In January 2002, Bay Guardian attorneys formally demanded the SF Weekly stop engaging in anticompetitive practices, including offering free color ads to music retailers and huge discounts to club promoters, among other incentives to lure advertisers from the Bay Guardian (see "The Predatory Chain," 3/06/02).
The scope of the current investigation thus far remains unclear, but there is at least some indication the Justice Department is looking into the situation in San Francisco. Bay Guardian editor and publisher Bruce B. Brugmann received a telephone call Nov. 8 from the same federal attorneys, Maurice Stucke and Carol Bell, who are conducting the Los Angeles and Cleveland probe. The interview, however, was cut short when Brugmann informed the government's attorneys he would not talk privately with Justice Department officials, would provide only public information, and would reserve the right to publish anything from the discussion.

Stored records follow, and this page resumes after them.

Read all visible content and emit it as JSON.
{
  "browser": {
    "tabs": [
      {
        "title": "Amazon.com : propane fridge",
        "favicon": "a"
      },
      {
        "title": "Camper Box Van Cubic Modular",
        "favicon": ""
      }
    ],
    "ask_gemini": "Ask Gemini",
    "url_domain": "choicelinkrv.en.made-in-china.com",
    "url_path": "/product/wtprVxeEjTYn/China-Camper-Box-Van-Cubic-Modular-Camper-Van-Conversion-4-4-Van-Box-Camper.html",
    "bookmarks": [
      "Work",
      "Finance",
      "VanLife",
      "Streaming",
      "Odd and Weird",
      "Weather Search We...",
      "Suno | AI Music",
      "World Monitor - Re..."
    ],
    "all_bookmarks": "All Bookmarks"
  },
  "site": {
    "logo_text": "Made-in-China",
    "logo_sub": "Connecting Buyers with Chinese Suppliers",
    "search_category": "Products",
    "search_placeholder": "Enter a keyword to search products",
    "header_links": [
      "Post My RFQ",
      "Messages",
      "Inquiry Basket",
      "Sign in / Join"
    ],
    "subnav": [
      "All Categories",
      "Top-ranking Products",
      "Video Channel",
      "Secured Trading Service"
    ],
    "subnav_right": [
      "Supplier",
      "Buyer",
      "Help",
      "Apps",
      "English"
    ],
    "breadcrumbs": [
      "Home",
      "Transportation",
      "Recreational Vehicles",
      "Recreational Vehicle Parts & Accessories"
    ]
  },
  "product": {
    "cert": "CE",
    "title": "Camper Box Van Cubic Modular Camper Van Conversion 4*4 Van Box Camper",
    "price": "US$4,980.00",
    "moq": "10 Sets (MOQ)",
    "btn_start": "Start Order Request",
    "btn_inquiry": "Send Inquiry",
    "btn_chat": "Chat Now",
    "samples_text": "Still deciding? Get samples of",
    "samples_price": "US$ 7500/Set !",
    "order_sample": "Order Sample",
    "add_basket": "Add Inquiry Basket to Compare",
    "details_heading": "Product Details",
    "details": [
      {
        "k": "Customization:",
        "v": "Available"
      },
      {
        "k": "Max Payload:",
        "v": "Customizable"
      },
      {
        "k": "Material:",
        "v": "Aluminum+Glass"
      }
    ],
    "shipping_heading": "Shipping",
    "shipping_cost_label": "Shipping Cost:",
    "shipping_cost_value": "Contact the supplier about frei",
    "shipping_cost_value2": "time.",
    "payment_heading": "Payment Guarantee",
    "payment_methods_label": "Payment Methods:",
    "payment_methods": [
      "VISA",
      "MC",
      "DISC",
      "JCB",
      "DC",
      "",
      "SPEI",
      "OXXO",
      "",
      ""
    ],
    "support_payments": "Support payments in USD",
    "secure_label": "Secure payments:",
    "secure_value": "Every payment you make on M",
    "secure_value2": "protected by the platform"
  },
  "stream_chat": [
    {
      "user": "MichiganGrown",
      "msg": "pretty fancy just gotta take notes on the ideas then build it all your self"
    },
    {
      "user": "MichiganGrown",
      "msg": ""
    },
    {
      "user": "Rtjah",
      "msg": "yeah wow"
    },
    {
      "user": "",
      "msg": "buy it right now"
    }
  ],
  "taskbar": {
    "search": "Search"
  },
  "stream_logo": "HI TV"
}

Another possible indication: on Sept. 30, two days before the deal between New Times and VVM was made public, San Jose-based newspaper chain Metro, which publishes the Metro Silicon Valley, the Metro Santa Cruz, and the North Bay Bohemian, announced it was shutting down its Urban View in Oakland, where it competed against New Times' East Bay Express. It also announced it was handing over its national sales effort to the Ruxton Group also operated by New Times.
The press release crowed, "[The Metro-Ruxton Group agreement] will allow advertisers the most comprehensive coverage of the highly coveted 18 to 49-year-old demographic group in the SF Bay Area."
Metro owner Dan Pulcrano could not be reached for comment by press time on
whether the Justice Department lawyers had contacted him.